I understand where the AP is coming from: they make their money from news – unlike newspapers who make their money from advertisement – and they are afraid that they are losing their business. At the same time people aren’t willing to pay for news – but producing news is expensive.
What annoys me is that by trying to save their revenue stream, they completely overshot their target and now have to explain and backpaddle while suffering the ridicule of many colleagues, potential and current customers. What remains is the impression of a desperate company that is grasping straws in an attempt to stay afloat.
Five words cost $12.50 – but a whole article is free?
The sad thing is that by demanding that people pay for a headline and link, the really interesting part of the license model was completely lost: you can use AP articles on your web site or blog for free as long as you use the whole article and include AP ads. Alternatively, you can pay and use the article without advertisement.
In fact, AP is using the same company (iCopyright) to manage their content as Reuters. And when Reuters did it, it was applauded as an important step into the right direction. The difference: AP is expecting to be paid for excerpts (5 words cost USD 12.50) whereas Reuters doesn’t. Instead, Reuters reminds people to observe fair-use criteria and links to an explanation of what “fair use” means. That explanation is carefully worded to suggest that, if in doubt, you should always get a license.
A question of respect
What this demonstrates to me is how even showing a minimum of respect for the people whose money you want can make a huge difference. Whereas AP apparently perceives most bloggers and website owners as thieving profiteers who cannot be trusted, Reuters appeals to their judgement and fairness, which doesn’t mean that Reuters wouldn’t sue if you stole their content. The result: Reuters is seen as a pioneer, AP as a dinosaur who doesn’t get it.
Some information in the interest of full disclosure:
- I have worked for two wire services in the past, dpa and ddp, and I fully expected to be paid for my work
- I built the first web site for AP Germany
- I once found out that a ten-page feature of mine had been copied in full and put on a web site with Google Ads left and right of it. I was absolutely furious and threatened to sue the guy who had done so. However, in the end, I was too lazy and since this was some poor student I figured that he probably learned his lesson.

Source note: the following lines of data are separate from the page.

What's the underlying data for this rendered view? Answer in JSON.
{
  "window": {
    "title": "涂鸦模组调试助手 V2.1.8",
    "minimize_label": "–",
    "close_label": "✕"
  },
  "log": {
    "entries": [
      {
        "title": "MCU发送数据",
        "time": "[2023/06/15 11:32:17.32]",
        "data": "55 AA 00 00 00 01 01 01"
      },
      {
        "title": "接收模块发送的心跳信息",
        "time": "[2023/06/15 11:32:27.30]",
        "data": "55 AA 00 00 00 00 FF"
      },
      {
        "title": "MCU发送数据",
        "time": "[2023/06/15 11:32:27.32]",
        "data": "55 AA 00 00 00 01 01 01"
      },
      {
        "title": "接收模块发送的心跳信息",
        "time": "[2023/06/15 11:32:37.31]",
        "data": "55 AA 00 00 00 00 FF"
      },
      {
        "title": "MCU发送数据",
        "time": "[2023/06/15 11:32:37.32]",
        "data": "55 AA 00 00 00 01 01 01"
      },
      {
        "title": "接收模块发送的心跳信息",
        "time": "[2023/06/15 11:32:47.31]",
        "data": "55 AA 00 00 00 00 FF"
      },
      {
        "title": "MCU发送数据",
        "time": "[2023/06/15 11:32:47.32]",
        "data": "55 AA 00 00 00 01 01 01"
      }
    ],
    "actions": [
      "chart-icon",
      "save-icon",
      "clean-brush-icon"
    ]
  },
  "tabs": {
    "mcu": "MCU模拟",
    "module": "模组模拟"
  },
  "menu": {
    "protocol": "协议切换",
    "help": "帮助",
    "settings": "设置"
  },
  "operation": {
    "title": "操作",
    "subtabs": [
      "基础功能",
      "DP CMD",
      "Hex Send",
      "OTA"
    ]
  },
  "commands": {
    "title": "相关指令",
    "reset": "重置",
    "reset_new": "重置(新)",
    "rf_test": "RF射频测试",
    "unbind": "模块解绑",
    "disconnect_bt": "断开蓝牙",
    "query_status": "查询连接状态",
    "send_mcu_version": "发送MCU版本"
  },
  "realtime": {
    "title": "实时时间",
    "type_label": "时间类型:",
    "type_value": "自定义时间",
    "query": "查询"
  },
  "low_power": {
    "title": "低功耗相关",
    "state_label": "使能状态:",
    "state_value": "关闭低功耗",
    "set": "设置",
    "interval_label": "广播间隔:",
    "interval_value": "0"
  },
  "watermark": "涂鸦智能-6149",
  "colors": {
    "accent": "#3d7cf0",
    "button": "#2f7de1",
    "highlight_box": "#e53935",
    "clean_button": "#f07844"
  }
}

- Quote 5 Words From the Associated Press? That’ll Be $12.50
- The AP Will Sell You a “License” to Words It Doesn’t Own
- AP Statement on iCopyright’s Automated Form to License AP Content
- A.P. Cracks Down on Unpaid Use of Articles on Web

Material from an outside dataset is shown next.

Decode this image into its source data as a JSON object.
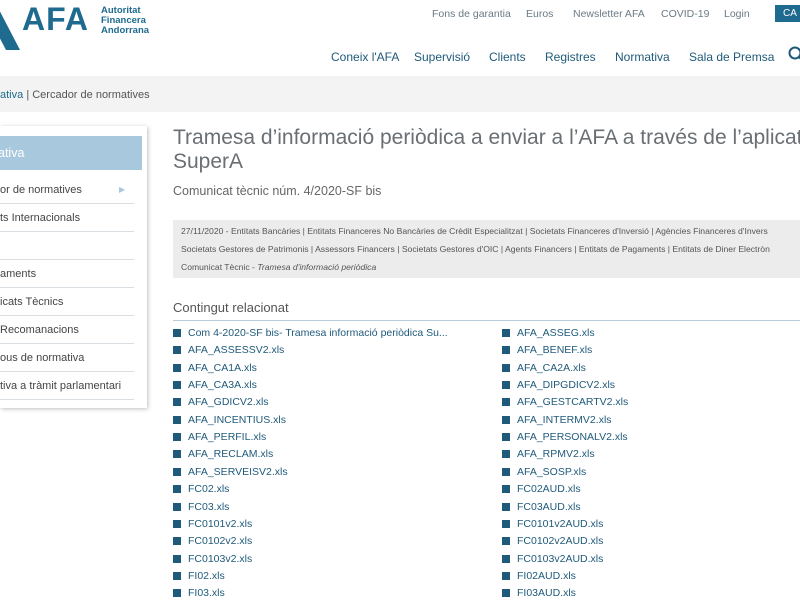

- Reuters: Steal this copy
What do you think about the AP license model? Leave a comment and tell me!